long since off patent. However,Sagent Pharmaceuticals (
) has filed for approval of its own generic version, and in early
August CEO Jeff Yordon said it could launch by the end of this
Akorn's buyout ofHi-Tech Pharmacal (
) gets around these problems by building up completely different
parts of its business. Both companies have a considerable
presence in ophthalmology. When Akorn acquired Advanced Vision
Research in 2011, it acquired the TheraTears eye drops and
MacuTrition supplements, and expanded into making private-label
eye products for drugstores.
With the buyout Akorn will get Hi-Tech's two manufacturing
plants, which will further expand its capacity to make
opthalmology products. Akorn's management has said it hopes to be
the No. 1 player in generic ophthalmics by 2018. The facilities
also bring it capabilities it didn't have before, such as in

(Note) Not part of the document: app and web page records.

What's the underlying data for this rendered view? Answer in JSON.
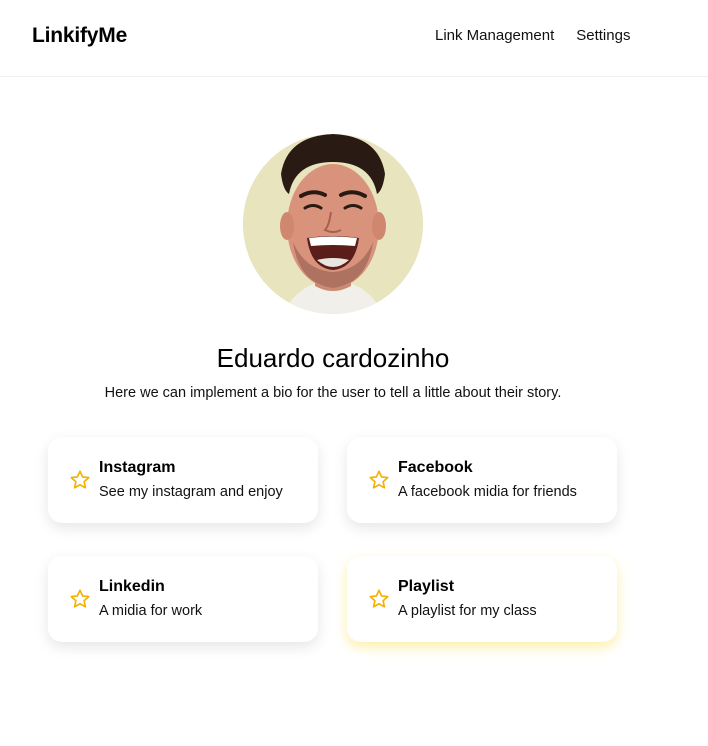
{
  "header": {
    "brand": "LinkifyMe",
    "nav": [
      "Link Management",
      "Settings"
    ]
  },
  "profile": {
    "avatar_alt": "profile-photo",
    "name": "Eduardo cardozinho",
    "bio": "Here we can implement a bio for the user to tell a little about their story."
  },
  "links": [
    {
      "title": "Instagram",
      "description": "See my instagram and enjoy",
      "icon": "star-icon",
      "featured": false
    },
    {
      "title": "Facebook",
      "description": "A facebook midia for friends",
      "icon": "star-icon",
      "featured": false
    },
    {
      "title": "Linkedin",
      "description": "A midia for work",
      "icon": "star-icon",
      "featured": false
    },
    {
      "title": "Playlist",
      "description": "A playlist for my class",
      "icon": "star-icon",
      "featured": true
    }
  ],
  "colors": {
    "star": "#f5b000",
    "avatar_bg": "#e8e4bd",
    "featured_glow": "#fad628"
  }
}
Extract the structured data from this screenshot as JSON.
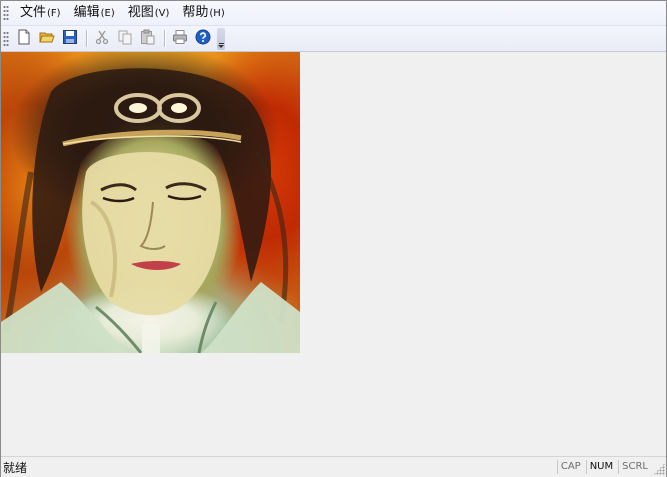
{
  "menubar": {
    "items": [
      {
        "label": "文件",
        "accel": "(F)"
      },
      {
        "label": "编辑",
        "accel": "(E)"
      },
      {
        "label": "视图",
        "accel": "(V)"
      },
      {
        "label": "帮助",
        "accel": "(H)"
      }
    ]
  },
  "toolbar": {
    "buttons": [
      "new-file-icon",
      "open-folder-icon",
      "save-icon",
      "cut-icon",
      "copy-icon",
      "paste-icon",
      "print-icon",
      "help-icon"
    ]
  },
  "statusbar": {
    "text": "就绪",
    "indicators": [
      "CAP",
      "NUM",
      "SCRL"
    ]
  },
  "colors": {
    "menubar_bg": "#eef0fb",
    "client_bg": "#f0f0f0",
    "help_blue": "#1f5fc8"
  }
}
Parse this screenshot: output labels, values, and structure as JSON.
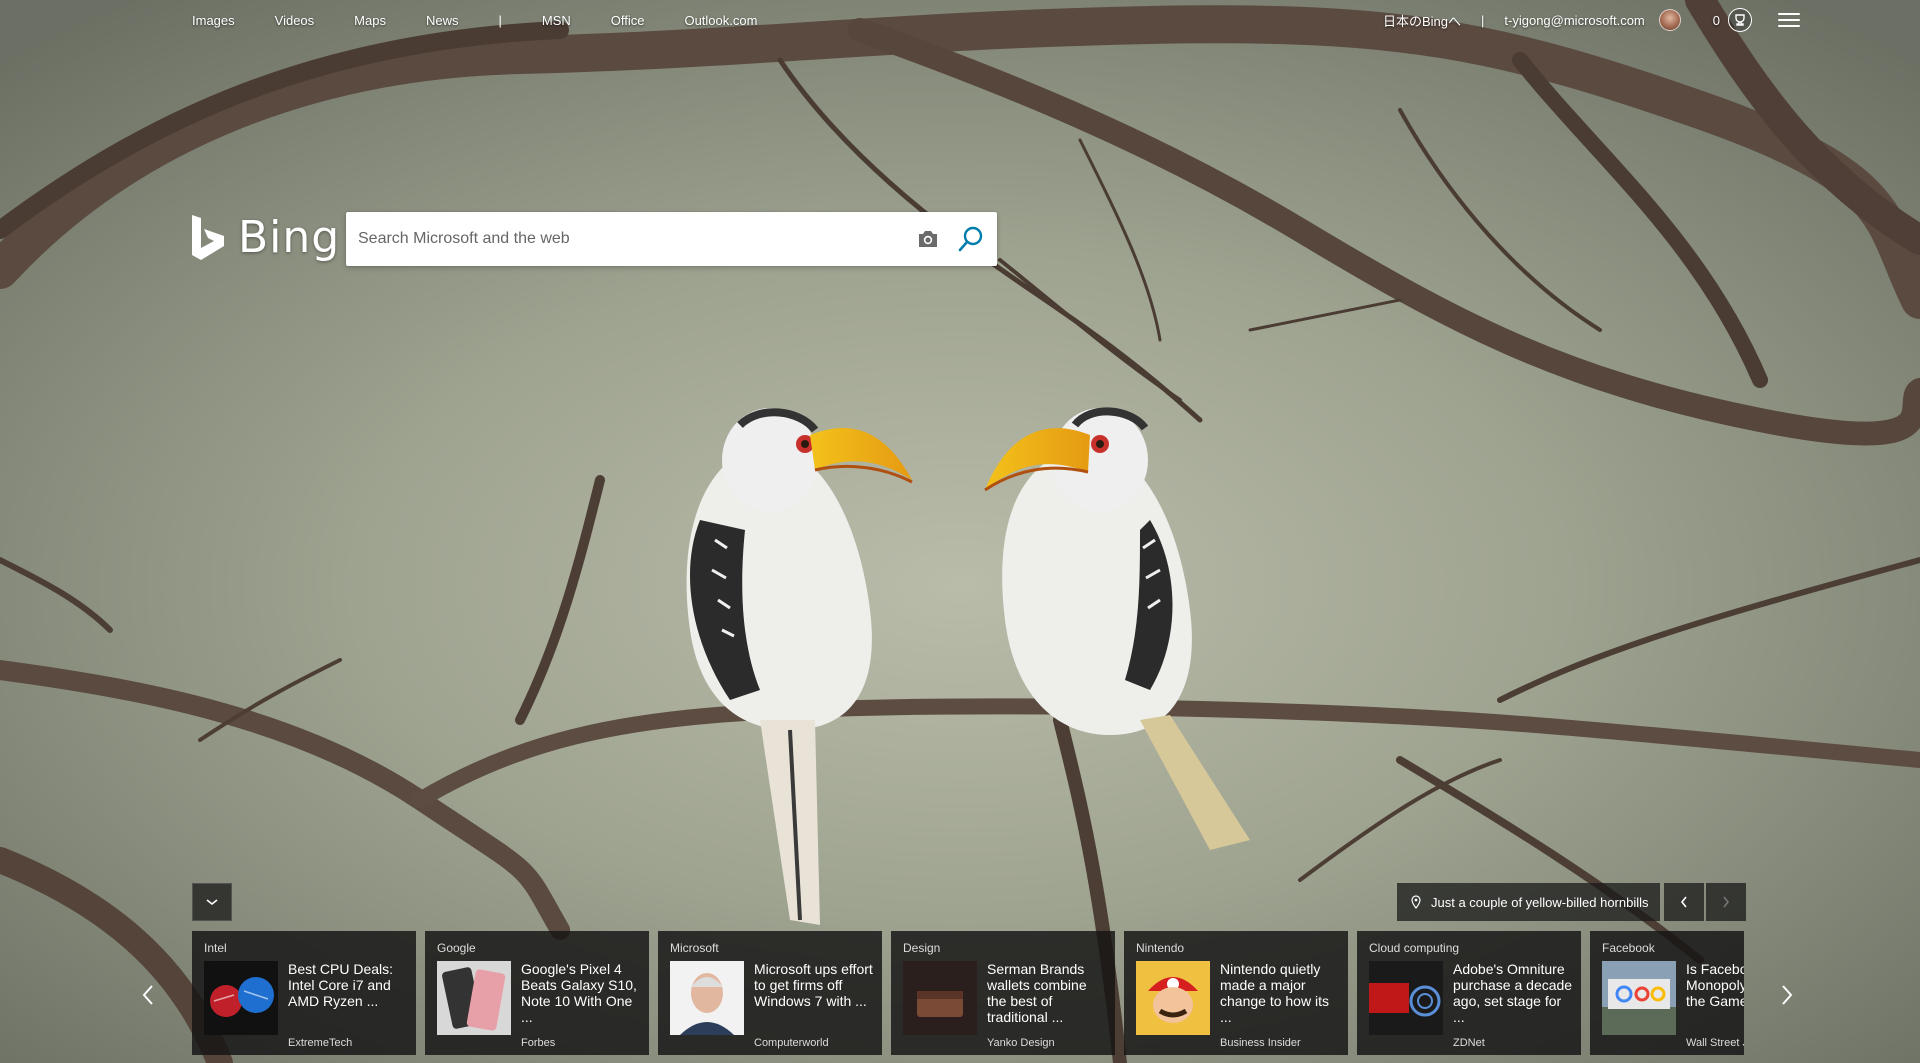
{
  "nav": {
    "left": [
      "Images",
      "Videos",
      "Maps",
      "News"
    ],
    "right": [
      "MSN",
      "Office",
      "Outlook.com"
    ],
    "separator": "|"
  },
  "account": {
    "japan_link": "日本のBingへ",
    "separator": "|",
    "email": "t-yigong@microsoft.com",
    "rewards_count": "0"
  },
  "brand": {
    "name": "Bing"
  },
  "search": {
    "placeholder": "Search Microsoft and the web"
  },
  "image_caption": "Just a couple of yellow-billed hornbills",
  "news": [
    {
      "category": "Intel",
      "headline": "Best CPU Deals: Intel Core i7 and AMD Ryzen ...",
      "source": "ExtremeTech",
      "thumb": "cpu-icon"
    },
    {
      "category": "Google",
      "headline": "Google's Pixel 4 Beats Galaxy S10, Note 10 With One ...",
      "source": "Forbes",
      "thumb": "phone-icon"
    },
    {
      "category": "Microsoft",
      "headline": "Microsoft ups effort to get firms off Windows 7 with ...",
      "source": "Computerworld",
      "thumb": "portrait-icon"
    },
    {
      "category": "Design",
      "headline": "Serman Brands wallets combine the best of traditional ...",
      "source": "Yanko Design",
      "thumb": "wallet-icon"
    },
    {
      "category": "Nintendo",
      "headline": "Nintendo quietly made a major change to how its ...",
      "source": "Business Insider",
      "thumb": "mario-icon"
    },
    {
      "category": "Cloud computing",
      "headline": "Adobe's Omniture purchase a decade ago, set stage for ...",
      "source": "ZDNet",
      "thumb": "cloud-icon"
    },
    {
      "category": "Facebook",
      "headline": "Is Facebook a Monopoly Winning the Game?",
      "source": "Wall Street J",
      "thumb": "google-sign-icon"
    }
  ]
}
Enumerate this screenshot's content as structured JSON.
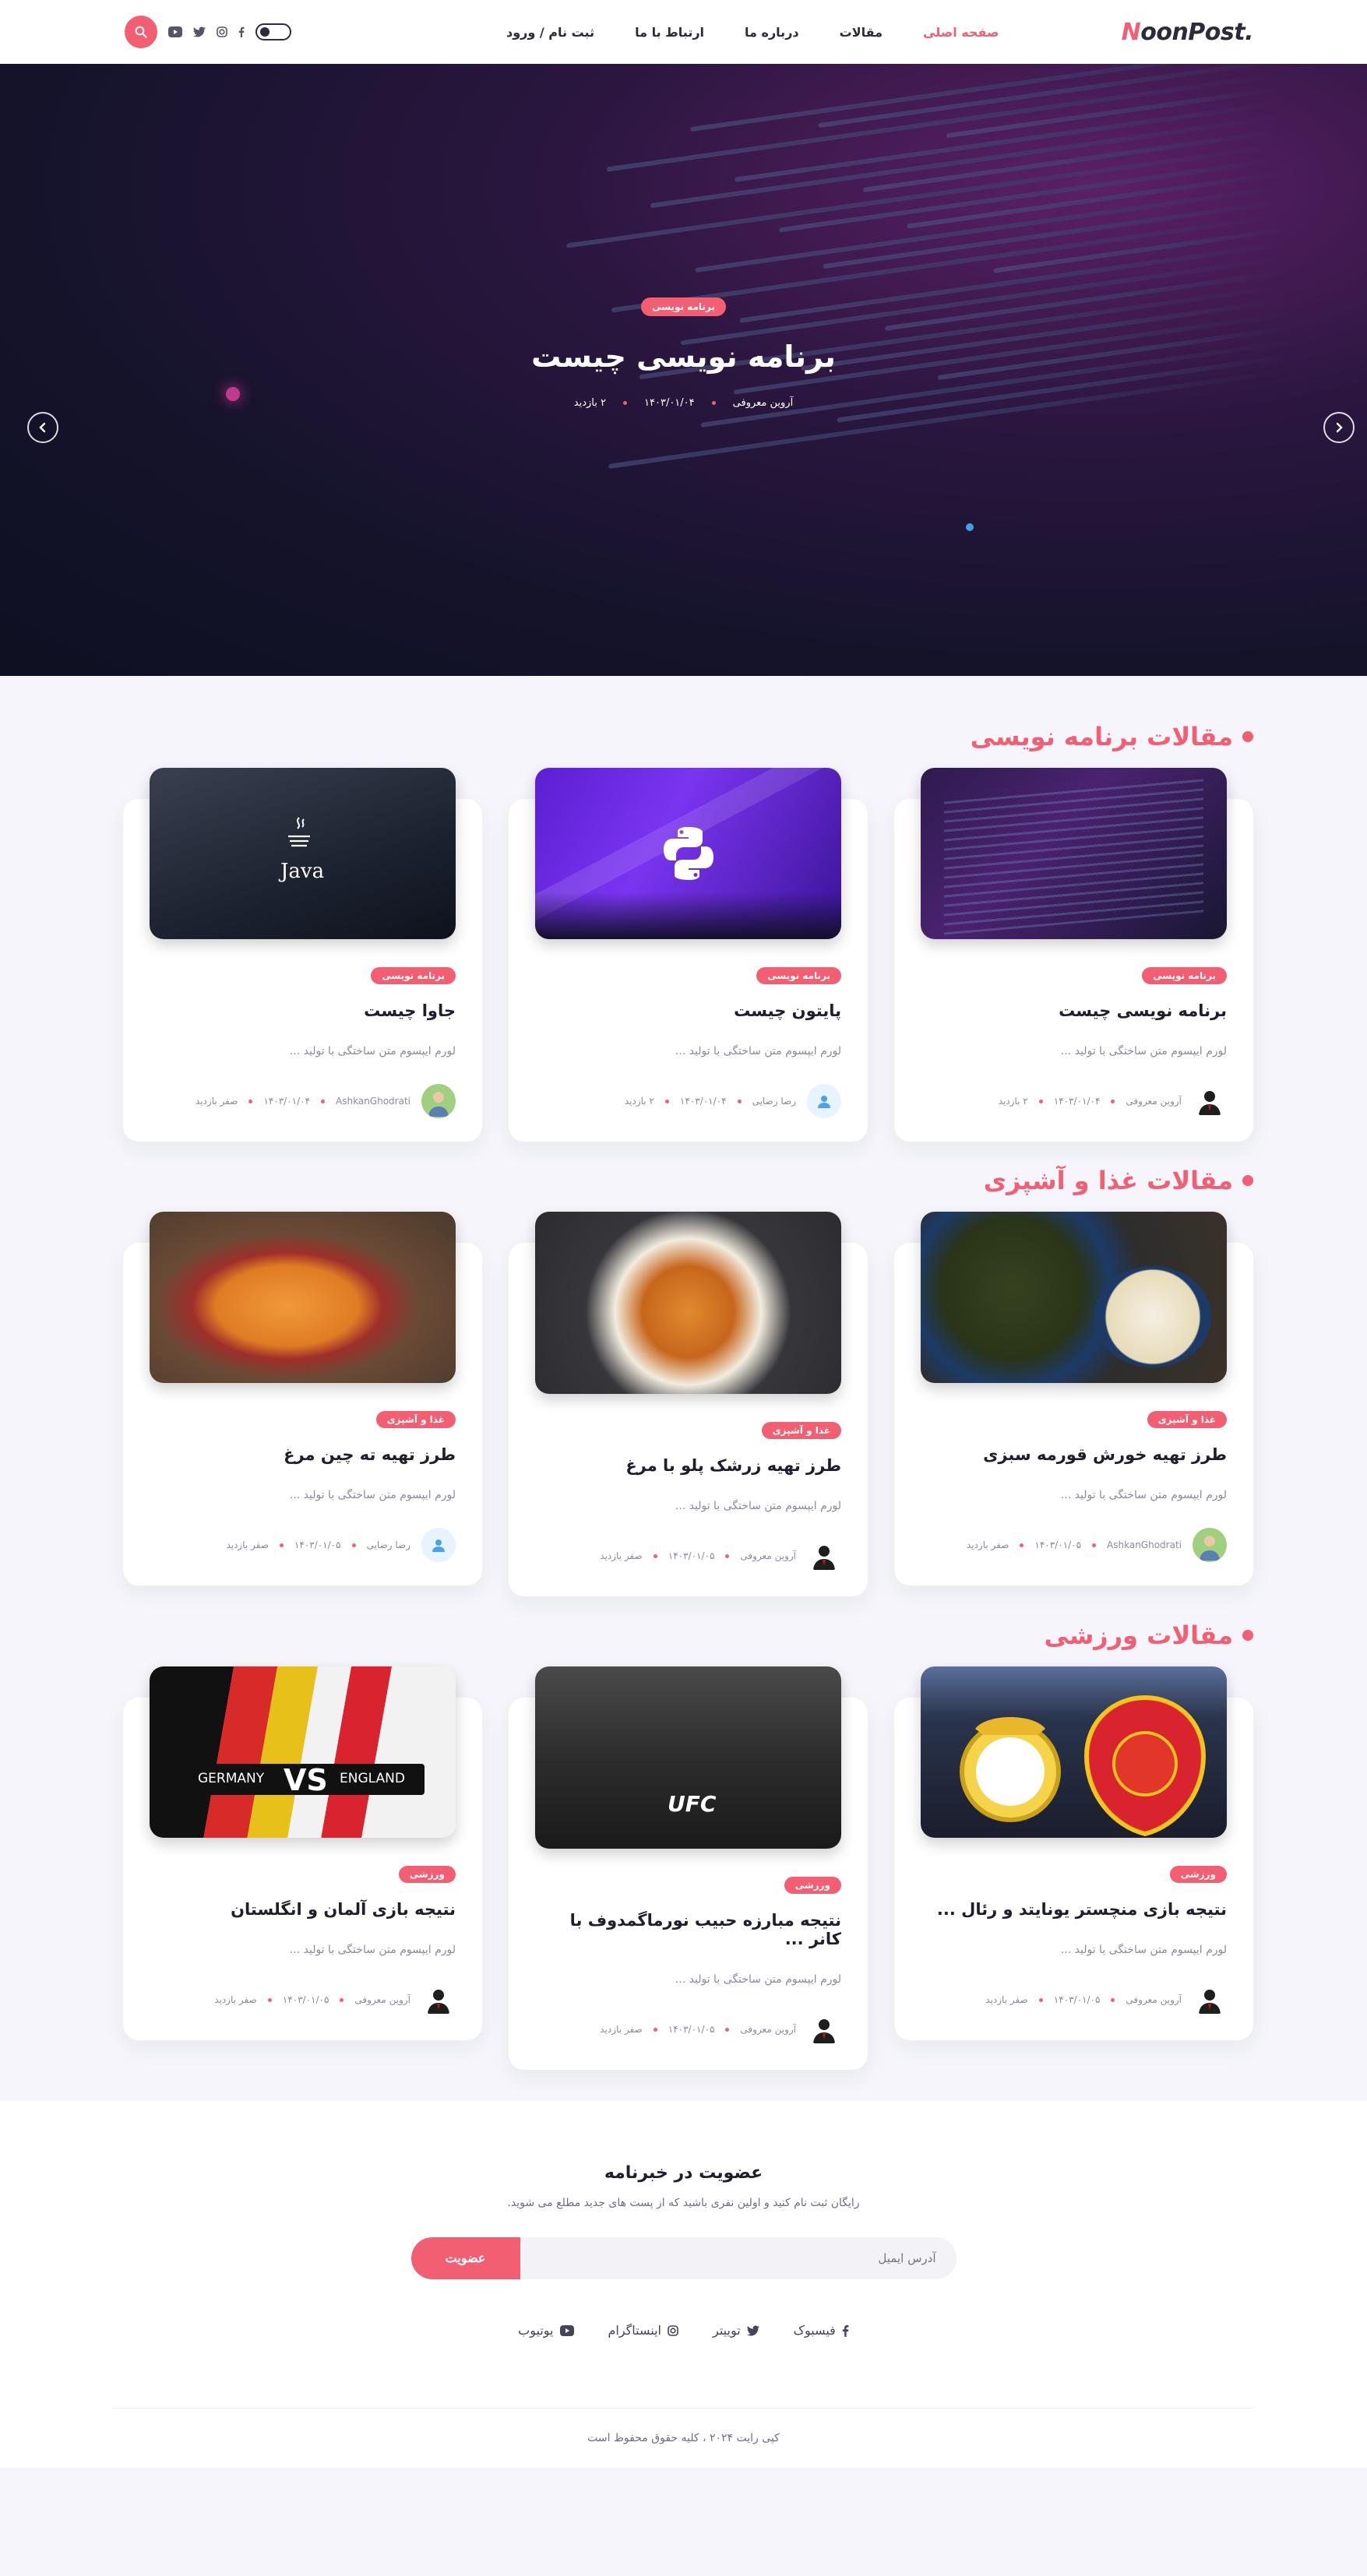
{
  "header": {
    "logo_first": "N",
    "logo_rest": "oonPost.",
    "nav": [
      {
        "label": "صفحه اصلی",
        "active": true
      },
      {
        "label": "مقالات",
        "active": false
      },
      {
        "label": "درباره ما",
        "active": false
      },
      {
        "label": "ارتباط با ما",
        "active": false
      },
      {
        "label": "ثبت نام / ورود",
        "active": false
      }
    ]
  },
  "hero": {
    "badge": "برنامه نویسی",
    "title": "برنامه نویسی چیست",
    "author": "آروین معروفی",
    "date": "۱۴۰۳/۰۱/۰۴",
    "views": "۲ بازدید"
  },
  "sections": [
    {
      "title": "مقالات برنامه نویسی",
      "cards": [
        {
          "cat": "برنامه نویسی",
          "title": "برنامه نویسی چیست",
          "excerpt": "لورم ایپسوم متن ساختگی با تولید ...",
          "author": "آروین معروفی",
          "date": "۱۴۰۳/۰۱/۰۴",
          "views": "۲ بازدید"
        },
        {
          "cat": "برنامه نویسی",
          "title": "پایتون چیست",
          "excerpt": "لورم ایپسوم متن ساختگی با تولید ...",
          "author": "رضا رضایی",
          "date": "۱۴۰۳/۰۱/۰۴",
          "views": "۲ بازدید"
        },
        {
          "cat": "برنامه نویسی",
          "title": "جاوا چیست",
          "excerpt": "لورم ایپسوم متن ساختگی با تولید ...",
          "author": "AshkanGhodrati",
          "date": "۱۴۰۳/۰۱/۰۴",
          "views": "صفر بازدید",
          "thumb_label": "Java"
        }
      ]
    },
    {
      "title": "مقالات غذا و آشپزی",
      "cards": [
        {
          "cat": "غذا و آشپزی",
          "title": "طرز تهیه خورش قورمه سبزی",
          "excerpt": "لورم ایپسوم متن ساختگی با تولید ...",
          "author": "AshkanGhodrati",
          "date": "۱۴۰۳/۰۱/۰۵",
          "views": "صفر بازدید"
        },
        {
          "cat": "غذا و آشپزی",
          "title": "طرز تهیه زرشک پلو با مرغ",
          "excerpt": "لورم ایپسوم متن ساختگی با تولید ...",
          "author": "آروین معروفی",
          "date": "۱۴۰۳/۰۱/۰۵",
          "views": "صفر بازدید"
        },
        {
          "cat": "غذا و آشپزی",
          "title": "طرز تهیه ته چین مرغ",
          "excerpt": "لورم ایپسوم متن ساختگی با تولید ...",
          "author": "رضا رضایی",
          "date": "۱۴۰۳/۰۱/۰۵",
          "views": "صفر بازدید"
        }
      ]
    },
    {
      "title": "مقالات ورزشی",
      "cards": [
        {
          "cat": "ورزشی",
          "title": "نتیجه بازی منچستر یونایتد و رئال ...",
          "excerpt": "لورم ایپسوم متن ساختگی با تولید ...",
          "author": "آروین معروفی",
          "date": "۱۴۰۳/۰۱/۰۵",
          "views": "صفر بازدید"
        },
        {
          "cat": "ورزشی",
          "title": "نتیجه مبارزه حبیب نورماگمدوف با کانر ...",
          "excerpt": "لورم ایپسوم متن ساختگی با تولید ...",
          "author": "آروین معروفی",
          "date": "۱۴۰۳/۰۱/۰۵",
          "views": "صفر بازدید",
          "thumb_label": "UFC"
        },
        {
          "cat": "ورزشی",
          "title": "نتیجه بازی آلمان و انگلستان",
          "excerpt": "لورم ایپسوم متن ساختگی با تولید ...",
          "author": "آروین معروفی",
          "date": "۱۴۰۳/۰۱/۰۵",
          "views": "صفر بازدید",
          "thumb_left": "GERMANY",
          "thumb_vs": "VS",
          "thumb_right": "ENGLAND"
        }
      ]
    }
  ],
  "footer": {
    "nl_title": "عضویت در خبرنامه",
    "nl_sub": "رایگان ثبت نام کنید و اولین نفری باشید که از پست های جدید مطلع می شوید.",
    "email_placeholder": "آدرس ایمیل",
    "subscribe": "عضویت",
    "social": [
      "فیسبوک",
      "توییتر",
      "اینستاگرام",
      "یوتیوب"
    ],
    "copyright": "کپی رایت ۲۰۲۴ ، کلیه حقوق محفوظ است"
  },
  "colors": {
    "accent": "#f25f73",
    "text": "#1e1e2d",
    "bg": "#f5f5fb"
  }
}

creams, ointments and nasal sprays.
"We anticipate there is approximately a $500 million
addressable market opportunity in the private label
over-the-counter business in the categories of cough and cold and
allergy oral liquids, nasals and topicals," Akorn CEO Raj Rai
said in the conference call discussing the merger. "We believe
this would give us the credibility and provide us with
cross-selling opportunities with our existing customers and would
further enhance our partnerships with the retailers."
Although over-the-counter drugs make a large chunk of
Hi-Tech's business, its single biggest product is fluticasone,
its generic version of Flonase,GlaxoSmithKline 's (
) prescription asthma spray. The drug fueled big growth in 2010
and 2011, but last year new entrants into the market put Hi-Tech
on a train of quarterly profit declines from which it never
This caused some concern for Deutsche Bank analyst David
"Specifically, why is AKRX buying a company that 1) is growing
considerably more slowly than itself and 2) has a product
(fluticasone) which is (about) 37% of FY13 (revenue) that has
declined 13% year-over-year?" he asked in his Aug. 28 research
note. "What if there are more generic entrants?"
Some other analysts mentioned it in their comments on the
merger, but not all were worried about it.
"We do not envision the pace of new generic Flonase entrants
to accelerate going forward, bearing in mind that the market is
already crowded and that pricing has already eroded
considerably," wrote Piper Jaffray's David Amsellem on Sept.
Amsellem raised his price target on the stock, as did several
other analysts. No one actually upgraded it, though, probably
because it was already carrying good ratings on the Street due to
its recent track record.
Akorn is coming off six straight quarters of double-digit
profit and sales growth. The combination of strategic buyouts
with shortages and withdrawals of some competing products helped
bring the company out of the money-losing wilderness where it
spent the first decade of the 21st century.
The stock, which bottomed out at 73 cents in May 2009, cruised
up to near 17 by July 2012, then spent 12 months consolidating
before the second-quarter earnings report and then the Hi-Tech
announcement drove a breakout. It currently trades near 21.
Although more buyouts may be in the cards, analysts also see
growth potential in Akorn's pipeline. At the end of the second
quarter, it had 57 generic-drug applications in process with the
FDA, representing an addressable market of about $5.4 billion,
according to Craig-Hallum.
The company has been working on generic versions ofNovartis '
(NVS) inhaled antibiotic Tobi and Hospira's intravenous sedative
Precedex. Akorn has also said it plans to go into veterinary
products, starting with ophthalmic products and possibly
expanding into injectables later.
Hi-Tech brings another 25 pipeline products to the table, with
an addressable market of $3.9 billion. It's currently wrangling
withAllergan (AGN) for the right to make knock-offs of Allergan's
eye products Latisse, Lumigan and Zymar.
For those impatient with these longer-term strategies, some
analysts have raised another possibility: the new Akorn-Hi-Tech
hybrid itself might get bought.
"Akorn is a likely acquisition target given its unique
position in a consolidating industry," wrote Guggenheim's Louise
Chen in her Sept. 26 initiation report. "There are only a few
generic ophthalmic companies and a limited number of generic
injectable companies in the U.S."